(ē`bēənīts', ĕb`ē–) [Aramaic,=poor], Jewish-Christian sect of rural ancient Palestine, of the first centuries after Jesus. There were two groups, according to Origen. The Judaic Ebionites held closely to Mosaic law and regarded Jesus as a miracle-working prophet and St. Paul as an apostate.

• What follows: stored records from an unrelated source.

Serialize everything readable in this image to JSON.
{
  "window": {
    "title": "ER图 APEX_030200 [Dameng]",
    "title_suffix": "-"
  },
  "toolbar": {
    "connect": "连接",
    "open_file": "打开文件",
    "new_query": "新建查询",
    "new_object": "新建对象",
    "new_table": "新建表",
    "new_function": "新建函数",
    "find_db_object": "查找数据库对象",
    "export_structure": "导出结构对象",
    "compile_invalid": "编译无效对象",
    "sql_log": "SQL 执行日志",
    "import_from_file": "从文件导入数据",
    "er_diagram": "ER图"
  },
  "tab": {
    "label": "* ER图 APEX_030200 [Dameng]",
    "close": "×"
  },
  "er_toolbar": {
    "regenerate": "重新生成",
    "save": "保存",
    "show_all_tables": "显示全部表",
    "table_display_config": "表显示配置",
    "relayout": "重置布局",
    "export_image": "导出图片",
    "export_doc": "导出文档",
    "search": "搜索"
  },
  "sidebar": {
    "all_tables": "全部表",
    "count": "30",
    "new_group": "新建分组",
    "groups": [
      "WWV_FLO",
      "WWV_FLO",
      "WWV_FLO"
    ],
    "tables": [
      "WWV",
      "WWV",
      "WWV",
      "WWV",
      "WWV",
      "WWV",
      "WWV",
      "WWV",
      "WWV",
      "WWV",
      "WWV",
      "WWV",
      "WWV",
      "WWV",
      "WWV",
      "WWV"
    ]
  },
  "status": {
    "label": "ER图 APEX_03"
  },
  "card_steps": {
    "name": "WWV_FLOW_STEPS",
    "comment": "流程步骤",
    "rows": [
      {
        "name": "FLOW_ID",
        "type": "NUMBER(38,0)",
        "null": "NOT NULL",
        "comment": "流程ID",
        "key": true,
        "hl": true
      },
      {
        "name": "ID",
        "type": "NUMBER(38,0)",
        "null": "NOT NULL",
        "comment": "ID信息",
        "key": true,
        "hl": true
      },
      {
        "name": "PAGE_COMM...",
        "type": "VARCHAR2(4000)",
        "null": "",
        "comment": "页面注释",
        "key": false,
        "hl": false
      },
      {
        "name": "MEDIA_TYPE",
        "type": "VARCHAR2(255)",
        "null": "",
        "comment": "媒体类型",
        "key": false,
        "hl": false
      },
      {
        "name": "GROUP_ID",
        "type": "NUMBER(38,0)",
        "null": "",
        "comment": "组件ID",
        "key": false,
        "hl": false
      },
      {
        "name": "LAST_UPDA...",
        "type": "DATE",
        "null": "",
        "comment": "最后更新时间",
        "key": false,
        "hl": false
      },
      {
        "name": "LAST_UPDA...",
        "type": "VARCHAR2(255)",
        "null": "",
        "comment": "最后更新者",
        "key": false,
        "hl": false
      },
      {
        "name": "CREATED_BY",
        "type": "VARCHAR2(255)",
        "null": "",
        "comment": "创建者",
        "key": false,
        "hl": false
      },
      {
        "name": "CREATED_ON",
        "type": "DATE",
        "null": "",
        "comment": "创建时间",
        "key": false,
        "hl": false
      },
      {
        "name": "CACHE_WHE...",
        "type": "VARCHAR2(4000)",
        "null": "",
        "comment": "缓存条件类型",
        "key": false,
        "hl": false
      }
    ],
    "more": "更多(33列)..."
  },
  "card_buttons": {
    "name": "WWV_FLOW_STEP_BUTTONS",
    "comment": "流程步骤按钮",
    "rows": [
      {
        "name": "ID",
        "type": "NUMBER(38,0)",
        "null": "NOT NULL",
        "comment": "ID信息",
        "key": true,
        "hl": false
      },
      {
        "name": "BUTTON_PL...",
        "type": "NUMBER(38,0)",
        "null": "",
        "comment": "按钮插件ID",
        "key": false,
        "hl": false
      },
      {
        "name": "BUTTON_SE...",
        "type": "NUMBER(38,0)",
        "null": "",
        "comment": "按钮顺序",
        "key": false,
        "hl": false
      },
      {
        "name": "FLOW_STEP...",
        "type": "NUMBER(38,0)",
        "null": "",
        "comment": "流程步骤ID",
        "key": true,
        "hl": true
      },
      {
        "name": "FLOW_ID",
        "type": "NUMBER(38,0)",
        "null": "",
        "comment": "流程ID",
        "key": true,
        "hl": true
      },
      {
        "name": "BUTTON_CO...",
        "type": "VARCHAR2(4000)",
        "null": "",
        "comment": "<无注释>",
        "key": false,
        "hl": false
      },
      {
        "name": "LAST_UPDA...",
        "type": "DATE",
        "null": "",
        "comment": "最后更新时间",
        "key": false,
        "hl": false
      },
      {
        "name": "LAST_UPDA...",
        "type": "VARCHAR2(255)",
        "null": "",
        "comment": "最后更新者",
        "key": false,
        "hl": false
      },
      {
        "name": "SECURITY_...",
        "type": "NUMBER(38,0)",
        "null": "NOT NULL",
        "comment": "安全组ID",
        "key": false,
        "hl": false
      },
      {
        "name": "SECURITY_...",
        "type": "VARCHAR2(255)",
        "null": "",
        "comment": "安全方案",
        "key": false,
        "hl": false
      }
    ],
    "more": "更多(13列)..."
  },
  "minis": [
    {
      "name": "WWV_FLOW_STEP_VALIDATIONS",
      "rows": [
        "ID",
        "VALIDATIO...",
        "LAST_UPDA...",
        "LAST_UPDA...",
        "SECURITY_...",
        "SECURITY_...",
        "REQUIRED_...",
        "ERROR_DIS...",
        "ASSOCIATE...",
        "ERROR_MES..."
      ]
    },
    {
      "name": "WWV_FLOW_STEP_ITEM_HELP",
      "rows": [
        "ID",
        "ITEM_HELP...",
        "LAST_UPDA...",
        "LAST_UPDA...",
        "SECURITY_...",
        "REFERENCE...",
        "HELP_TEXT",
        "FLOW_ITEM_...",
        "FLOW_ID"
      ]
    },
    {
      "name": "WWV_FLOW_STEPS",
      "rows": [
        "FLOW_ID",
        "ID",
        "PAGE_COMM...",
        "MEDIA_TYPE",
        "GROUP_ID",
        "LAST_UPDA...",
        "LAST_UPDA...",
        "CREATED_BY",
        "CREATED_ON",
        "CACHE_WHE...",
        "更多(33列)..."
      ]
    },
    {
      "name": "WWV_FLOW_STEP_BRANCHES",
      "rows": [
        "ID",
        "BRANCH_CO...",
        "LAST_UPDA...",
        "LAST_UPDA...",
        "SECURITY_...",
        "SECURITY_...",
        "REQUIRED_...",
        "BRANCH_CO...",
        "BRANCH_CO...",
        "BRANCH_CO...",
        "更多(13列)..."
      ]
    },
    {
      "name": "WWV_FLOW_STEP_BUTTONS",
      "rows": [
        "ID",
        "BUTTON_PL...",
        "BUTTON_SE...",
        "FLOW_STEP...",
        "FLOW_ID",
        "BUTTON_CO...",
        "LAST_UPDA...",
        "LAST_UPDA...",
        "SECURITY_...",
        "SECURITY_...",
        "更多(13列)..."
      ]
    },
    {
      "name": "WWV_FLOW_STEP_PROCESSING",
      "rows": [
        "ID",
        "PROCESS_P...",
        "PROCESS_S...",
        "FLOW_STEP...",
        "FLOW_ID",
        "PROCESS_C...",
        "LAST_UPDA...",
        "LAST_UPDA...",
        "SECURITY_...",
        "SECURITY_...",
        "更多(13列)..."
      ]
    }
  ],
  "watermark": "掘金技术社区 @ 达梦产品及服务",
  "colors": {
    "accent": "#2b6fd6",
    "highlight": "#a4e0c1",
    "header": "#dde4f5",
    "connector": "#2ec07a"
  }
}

Gnostic Ebionites believed Christ to be a spirit, invisible to men, giving him the title "Prophet of the Truth."

Bibliography

See H. J. Schoeps, Jewish Christianity (1969).

Ebionites

2nd- and 3rd-century Christian ascetic sect that retained a Jewish emphasis. [Christian Hist.: EB, III: 768]
References in periodicals archive ?
Eusebius says this gospel was used by the Ebionites.
76) For Orbe's summary of the Ebionite position, see "?
The denials of the divinity of Christ by nineteenth-century critics like Strauss and Renan, which is Browning's context for this poem, were long preceded by the first- and second-century teachings of Cerinthus and the Ebionites about the "double nature" of Jesus.
This "Gospel according to the Hebrews" (or simply "the Hebrew Gospel") is not to be confused with canonical Matthew (which, in Edwards' estimation, was the last of the three Synoptics to be written), but it is to be identified with the pseudepigraphal gospels of the Nazaraeans and the Ebionites.
as Gentile Christianity gradually separated from Judaism, the early Church fathers had encountered and condemned various groups of Jewish talmidey Yeshu'a (disciples of Jesus such as Ebionites and Nazarenes) and of alleged Gentile Judaisers.
Miller offers new translations of the four New Testament gospels; the Gospels of Thomas, Judas, and Mary; the Q Gospel; the Mystical Gospel of Mark; the Infancy Gospels of James and Thomas; the Egerton Gospel; the Gospel Oxrhynchus; the Gospels of the Hebrews, the Ebionites, and the Nazoreans.
They may have thought that such communities did not offer them anything that did not possess already either individually or as members of the Jewish people," Groups of such Jews may have joined together, developed their own interpretations of Jesus' life and death, and created communities such as the Ebionites and Elkesites that would be deemed heretical by Christians in later centuries.
Sumney on Paul's opponents, and Petri Luomanen on the Ebionites and Nazarenes.
7] Some at least of the Ebionites, a group of Jewish Christians influential in the early Palestinian church in the first and second centuries, thought that Matthew had misread Isaiah 7:14 (see below), and that Jesus was conceived naturally.
Indeed, one early sect of Jewish followers of Jesus, the Ebionites who flourished around 100 AD, held that Jesus was conceived through normal sexual union between Joseph and Mary.
Matthew 19:24) Eusebius, a fourth century Christian historian, refers to an early Jewish-Christian sect known as the Ebionites (literally, the poor ones in Hebrew), so-named because of their state of voluntary poverty.
In the definitive version of the Temptation, Flaubert has the Aged Ebionites say that they have known "the Carpenter's Son